TASK: Go through the entries below and retype them exactly, omitting each picture.

DATA:

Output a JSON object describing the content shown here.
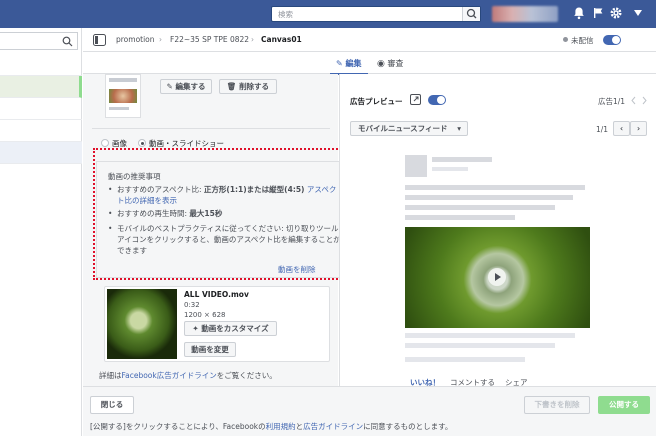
{
  "topbar": {
    "search_placeholder": "検索"
  },
  "breadcrumb": {
    "item1": "promotion",
    "item2": "F22~35 SP TPE 0822",
    "item3": "Canvas01"
  },
  "status": {
    "label": "未配信"
  },
  "tabs": {
    "edit": "編集",
    "review": "審査"
  },
  "editor": {
    "edit_button": "編集する",
    "delete_button": "削除する",
    "radio_image": "画像",
    "radio_video": "動画・スライドショー",
    "rec_title": "動画の推奨事項",
    "rec1_prefix": "おすすめのアスペクト比: ",
    "rec1_bold": "正方形(1:1)または縦型(4:5)",
    "rec1_link": "アスペクト比の詳細を表示",
    "rec2_prefix": "おすすめの再生時間: ",
    "rec2_bold": "最大15秒",
    "rec3": "モバイルのベストプラクティスに従ってください: 切り取りツールアイコンをクリックすると、動画のアスペクト比を編集することができます",
    "delete_video_link": "動画を削除",
    "video_name": "ALL VIDEO.mov",
    "video_duration": "0:32",
    "video_size": "1200 × 628",
    "customize_button": "動画をカスタマイズ",
    "change_button": "動画を変更",
    "guide_prefix": "詳細は",
    "guide_link": "Facebook広告ガイドライン",
    "guide_suffix": "をご覧ください。"
  },
  "preview": {
    "title": "広告プレビュー",
    "ad_count": "広告1/1",
    "placement": "モバイルニュースフィード",
    "page_count": "1/1",
    "like": "いいね！",
    "comment": "コメントする",
    "share": "シェア"
  },
  "footer": {
    "close_button": "閉じる",
    "delete_draft_button": "下書きを削除",
    "publish_button": "公開する",
    "notice_prefix": "[公開する]をクリックすることにより、Facebookの",
    "notice_link1": "利用規約",
    "notice_mid": "と",
    "notice_link2": "広告ガイドライン",
    "notice_suffix": "に同意するものとします。"
  },
  "colors": {
    "brand": "#3b5998",
    "accent": "#4267b2",
    "publish": "#8fdc8f",
    "highlight": "#e0102a"
  }
}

SOLVED PROBLEM:
Output a JSON object describing the content shown here.
{
  "topbar": {
    "search_placeholder": "検索"
  },
  "breadcrumb": {
    "item1": "promotion",
    "item2": "F22~35 SP TPE 0822",
    "item3": "Canvas01"
  },
  "status": {
    "label": "未配信"
  },
  "tabs": {
    "edit": "編集",
    "review": "審査"
  },
  "editor": {
    "edit_button": "編集する",
    "delete_button": "削除する",
    "radio_image": "画像",
    "radio_video": "動画・スライドショー",
    "rec_title": "動画の推奨事項",
    "rec1_prefix": "おすすめのアスペクト比: ",
    "rec1_bold": "正方形(1:1)または縦型(4:5)",
    "rec1_link": "アスペクト比の詳細を表示",
    "rec2_prefix": "おすすめの再生時間: ",
    "rec2_bold": "最大15秒",
    "rec3": "モバイルのベストプラクティスに従ってください: 切り取りツールアイコンをクリックすると、動画のアスペクト比を編集することができます",
    "delete_video_link": "動画を削除",
    "video_name": "ALL VIDEO.mov",
    "video_duration": "0:32",
    "video_size": "1200 × 628",
    "customize_button": "動画をカスタマイズ",
    "change_button": "動画を変更",
    "guide_prefix": "詳細は",
    "guide_link": "Facebook広告ガイドライン",
    "guide_suffix": "をご覧ください。"
  },
  "preview": {
    "title": "広告プレビュー",
    "ad_count": "広告1/1",
    "placement": "モバイルニュースフィード",
    "page_count": "1/1",
    "like": "いいね！",
    "comment": "コメントする",
    "share": "シェア"
  },
  "footer": {
    "close_button": "閉じる",
    "delete_draft_button": "下書きを削除",
    "publish_button": "公開する",
    "notice_prefix": "[公開する]をクリックすることにより、Facebookの",
    "notice_link1": "利用規約",
    "notice_mid": "と",
    "notice_link2": "広告ガイドライン",
    "notice_suffix": "に同意するものとします。"
  },
  "colors": {
    "brand": "#3b5998",
    "accent": "#4267b2",
    "publish": "#8fdc8f",
    "highlight": "#e0102a"
  }
}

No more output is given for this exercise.